It started out a bit challenging, as I would have been a Hillary supporter, but to be honest with you, Obama simply spoke to us. Our hearts and thankfully, the hearts of so many others in not only our country, but our planet.
This week's global Obama tour is proving to the rest of the world that we ARE still the most awesome country on the planet. My patriotism has soared through this election process - as well as my hope in our future.
Please check out Maureen Dowd's NYTimes column (she publishes every Sunday and Wednesday). She is truly insightful and her wry humor is second to none. http://www.nytimes.com
Tuesday, July 22, 2008
About 7 years ago I was diagnosed with hypothyroidism. What has happened recently has become one of the inspirations for this blog.
I met a Kundalini Yoga instructor via his own blog, Krishan Singh: http://www.kundaliniyogablog.com/
He has been researching the possibility of utilizing KY to address hypothyroidism by working on your 5th Chakra (throat). Interesting thing is, my last blood test came back showing improvement, so I think that there's something to this!
I have only just begun a 40 day Sadhana that includes a 5th Chakra Kriya. Will let you know how it's going, in case you would like to try something like this for yourself, if you suffer from hypothyroidism, too.
Monday, July 21, 2008
I promptly tore out the page and put it on my desk. Called the phone number on the article first thing this morning and I have to admit - I am so excited about this!
You see, I have been a gardener all of my life. It started out when my children were young and we had no backyard, just an apartment patio. We grew container tomatoes that my son got in the habit of eating the second they were ripe. He is now 27 years old and still has a "thing" for fresh garden tomatoes.

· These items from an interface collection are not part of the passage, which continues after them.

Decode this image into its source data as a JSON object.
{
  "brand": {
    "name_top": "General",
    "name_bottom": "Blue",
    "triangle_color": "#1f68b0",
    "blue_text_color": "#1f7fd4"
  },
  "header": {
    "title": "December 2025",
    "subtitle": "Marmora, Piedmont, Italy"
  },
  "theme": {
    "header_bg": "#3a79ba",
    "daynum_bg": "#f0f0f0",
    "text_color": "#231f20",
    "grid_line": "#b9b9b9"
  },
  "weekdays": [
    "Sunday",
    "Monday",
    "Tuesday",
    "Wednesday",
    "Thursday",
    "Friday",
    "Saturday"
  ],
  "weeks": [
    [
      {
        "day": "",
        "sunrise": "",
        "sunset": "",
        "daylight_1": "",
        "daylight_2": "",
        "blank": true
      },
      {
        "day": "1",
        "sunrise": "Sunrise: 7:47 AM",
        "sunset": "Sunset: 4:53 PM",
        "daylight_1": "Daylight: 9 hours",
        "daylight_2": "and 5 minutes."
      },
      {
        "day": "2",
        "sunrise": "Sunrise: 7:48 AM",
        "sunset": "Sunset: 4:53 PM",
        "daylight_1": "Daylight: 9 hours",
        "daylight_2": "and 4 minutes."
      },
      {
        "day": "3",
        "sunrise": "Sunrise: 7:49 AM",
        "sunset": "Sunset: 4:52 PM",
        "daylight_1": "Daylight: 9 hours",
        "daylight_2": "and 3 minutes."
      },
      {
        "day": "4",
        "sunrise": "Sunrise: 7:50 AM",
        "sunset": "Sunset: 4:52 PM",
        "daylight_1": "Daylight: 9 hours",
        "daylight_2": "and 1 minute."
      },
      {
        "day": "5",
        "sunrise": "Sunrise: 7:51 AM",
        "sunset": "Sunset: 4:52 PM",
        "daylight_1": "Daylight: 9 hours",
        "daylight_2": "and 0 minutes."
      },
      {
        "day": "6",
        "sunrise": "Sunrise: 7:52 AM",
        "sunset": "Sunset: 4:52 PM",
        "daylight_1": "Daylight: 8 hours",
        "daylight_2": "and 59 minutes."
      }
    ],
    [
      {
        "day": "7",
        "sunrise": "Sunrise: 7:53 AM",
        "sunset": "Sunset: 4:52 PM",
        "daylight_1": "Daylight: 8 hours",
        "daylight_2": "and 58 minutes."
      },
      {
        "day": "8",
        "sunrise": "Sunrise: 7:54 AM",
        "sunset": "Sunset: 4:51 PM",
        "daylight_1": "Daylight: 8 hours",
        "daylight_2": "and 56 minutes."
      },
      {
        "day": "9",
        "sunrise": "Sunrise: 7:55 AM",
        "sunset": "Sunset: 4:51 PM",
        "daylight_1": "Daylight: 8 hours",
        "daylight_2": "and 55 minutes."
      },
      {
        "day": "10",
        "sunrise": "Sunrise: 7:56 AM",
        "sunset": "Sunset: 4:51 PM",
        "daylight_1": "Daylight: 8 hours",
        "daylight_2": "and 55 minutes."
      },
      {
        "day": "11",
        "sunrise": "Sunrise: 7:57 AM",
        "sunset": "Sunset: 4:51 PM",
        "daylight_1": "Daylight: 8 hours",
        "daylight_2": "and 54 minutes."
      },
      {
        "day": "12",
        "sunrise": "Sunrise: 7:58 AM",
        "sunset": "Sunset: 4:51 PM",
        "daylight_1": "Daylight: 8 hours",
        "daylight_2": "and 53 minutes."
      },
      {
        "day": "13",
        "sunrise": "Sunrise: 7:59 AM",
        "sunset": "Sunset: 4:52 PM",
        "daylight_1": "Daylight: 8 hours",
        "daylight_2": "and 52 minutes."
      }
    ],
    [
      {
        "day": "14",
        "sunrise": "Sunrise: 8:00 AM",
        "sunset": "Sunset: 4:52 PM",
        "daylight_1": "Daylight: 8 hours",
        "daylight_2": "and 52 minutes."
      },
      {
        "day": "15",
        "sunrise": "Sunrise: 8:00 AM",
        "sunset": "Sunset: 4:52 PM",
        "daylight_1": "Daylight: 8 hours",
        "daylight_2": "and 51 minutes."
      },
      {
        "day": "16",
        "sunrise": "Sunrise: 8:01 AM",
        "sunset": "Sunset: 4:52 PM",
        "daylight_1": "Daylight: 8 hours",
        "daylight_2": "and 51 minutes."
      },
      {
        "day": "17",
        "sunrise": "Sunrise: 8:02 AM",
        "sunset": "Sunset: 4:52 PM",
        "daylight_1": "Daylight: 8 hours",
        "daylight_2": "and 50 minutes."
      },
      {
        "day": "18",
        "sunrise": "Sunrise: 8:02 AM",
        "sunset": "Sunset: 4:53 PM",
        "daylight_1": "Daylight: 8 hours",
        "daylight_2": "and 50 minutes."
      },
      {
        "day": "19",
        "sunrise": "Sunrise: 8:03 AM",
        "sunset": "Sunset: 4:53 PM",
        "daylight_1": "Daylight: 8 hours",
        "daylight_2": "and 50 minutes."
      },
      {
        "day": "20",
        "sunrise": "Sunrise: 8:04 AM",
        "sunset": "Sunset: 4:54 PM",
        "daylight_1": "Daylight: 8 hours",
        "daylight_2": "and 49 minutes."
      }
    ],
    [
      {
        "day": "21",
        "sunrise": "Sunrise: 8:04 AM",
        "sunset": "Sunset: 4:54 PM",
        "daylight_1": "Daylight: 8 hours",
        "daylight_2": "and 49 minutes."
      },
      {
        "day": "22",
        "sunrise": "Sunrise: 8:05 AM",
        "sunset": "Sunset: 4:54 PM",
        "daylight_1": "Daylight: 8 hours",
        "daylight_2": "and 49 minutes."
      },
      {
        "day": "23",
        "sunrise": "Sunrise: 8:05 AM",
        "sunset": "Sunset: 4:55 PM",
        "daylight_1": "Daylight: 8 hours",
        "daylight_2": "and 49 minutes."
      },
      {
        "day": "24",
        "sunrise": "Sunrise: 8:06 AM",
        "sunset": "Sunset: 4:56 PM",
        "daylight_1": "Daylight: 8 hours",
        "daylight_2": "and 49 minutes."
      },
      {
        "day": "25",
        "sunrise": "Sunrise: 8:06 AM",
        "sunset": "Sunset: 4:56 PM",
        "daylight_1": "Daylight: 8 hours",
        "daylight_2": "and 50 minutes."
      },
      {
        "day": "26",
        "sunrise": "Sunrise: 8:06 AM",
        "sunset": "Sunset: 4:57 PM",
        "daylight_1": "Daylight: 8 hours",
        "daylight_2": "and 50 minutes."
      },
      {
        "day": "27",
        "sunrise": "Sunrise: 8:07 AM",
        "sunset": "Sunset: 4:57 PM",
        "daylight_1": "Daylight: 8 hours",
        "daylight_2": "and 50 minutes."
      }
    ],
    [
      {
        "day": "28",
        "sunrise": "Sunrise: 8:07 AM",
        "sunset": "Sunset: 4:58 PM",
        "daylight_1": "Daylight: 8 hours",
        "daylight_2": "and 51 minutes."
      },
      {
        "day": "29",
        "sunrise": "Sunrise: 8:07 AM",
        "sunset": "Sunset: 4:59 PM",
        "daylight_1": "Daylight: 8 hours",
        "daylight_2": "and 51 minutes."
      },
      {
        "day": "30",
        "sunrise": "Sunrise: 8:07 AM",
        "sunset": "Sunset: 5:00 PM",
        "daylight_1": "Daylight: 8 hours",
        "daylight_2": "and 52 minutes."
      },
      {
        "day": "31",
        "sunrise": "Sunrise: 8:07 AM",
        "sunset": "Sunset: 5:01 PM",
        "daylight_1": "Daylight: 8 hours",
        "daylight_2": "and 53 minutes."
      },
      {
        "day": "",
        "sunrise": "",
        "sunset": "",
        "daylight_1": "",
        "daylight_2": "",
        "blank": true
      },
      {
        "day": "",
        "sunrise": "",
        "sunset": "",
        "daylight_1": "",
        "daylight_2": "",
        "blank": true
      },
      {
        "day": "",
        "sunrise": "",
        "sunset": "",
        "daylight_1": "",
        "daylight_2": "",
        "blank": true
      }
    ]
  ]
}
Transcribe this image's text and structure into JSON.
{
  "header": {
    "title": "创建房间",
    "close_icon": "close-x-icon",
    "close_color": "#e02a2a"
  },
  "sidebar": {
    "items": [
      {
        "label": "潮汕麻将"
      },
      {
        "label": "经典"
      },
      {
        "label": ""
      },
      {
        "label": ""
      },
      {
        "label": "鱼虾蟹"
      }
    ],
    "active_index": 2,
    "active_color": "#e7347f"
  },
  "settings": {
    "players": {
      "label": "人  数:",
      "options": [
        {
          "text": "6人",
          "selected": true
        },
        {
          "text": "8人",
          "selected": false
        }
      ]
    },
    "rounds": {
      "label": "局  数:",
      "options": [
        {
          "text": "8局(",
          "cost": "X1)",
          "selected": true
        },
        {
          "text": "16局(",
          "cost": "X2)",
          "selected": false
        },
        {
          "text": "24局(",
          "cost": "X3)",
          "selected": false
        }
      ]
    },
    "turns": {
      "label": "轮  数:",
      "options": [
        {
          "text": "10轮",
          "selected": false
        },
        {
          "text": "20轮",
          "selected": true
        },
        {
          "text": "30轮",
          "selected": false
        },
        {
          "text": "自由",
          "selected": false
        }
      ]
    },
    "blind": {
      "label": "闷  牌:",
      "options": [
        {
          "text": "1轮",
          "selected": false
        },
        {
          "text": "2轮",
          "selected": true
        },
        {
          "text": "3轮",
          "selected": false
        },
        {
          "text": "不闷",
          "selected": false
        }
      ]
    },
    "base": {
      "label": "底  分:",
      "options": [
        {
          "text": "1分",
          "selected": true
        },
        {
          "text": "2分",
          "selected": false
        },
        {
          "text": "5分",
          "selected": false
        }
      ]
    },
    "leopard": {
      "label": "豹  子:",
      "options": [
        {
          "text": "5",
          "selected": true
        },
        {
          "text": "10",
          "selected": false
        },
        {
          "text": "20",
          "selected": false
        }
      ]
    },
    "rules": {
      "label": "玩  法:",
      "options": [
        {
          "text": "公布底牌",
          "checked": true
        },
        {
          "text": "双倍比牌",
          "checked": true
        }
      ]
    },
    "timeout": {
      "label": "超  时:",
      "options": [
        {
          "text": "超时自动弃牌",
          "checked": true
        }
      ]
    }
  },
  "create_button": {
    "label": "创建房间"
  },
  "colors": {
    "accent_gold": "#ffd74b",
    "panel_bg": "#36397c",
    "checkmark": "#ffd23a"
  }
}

Living in Tucson provides me almost a year-round garden. The garden never gets "put to sleep". We have fresh herbs and vegies. We would also have fresh fruit if I could find a better way to keep the birds out. Our scary owl looks pretty tore-up. His scary days are long gone. I have taken to hanging tin foil and my husband claims that's the old-school ghetto in me coming out.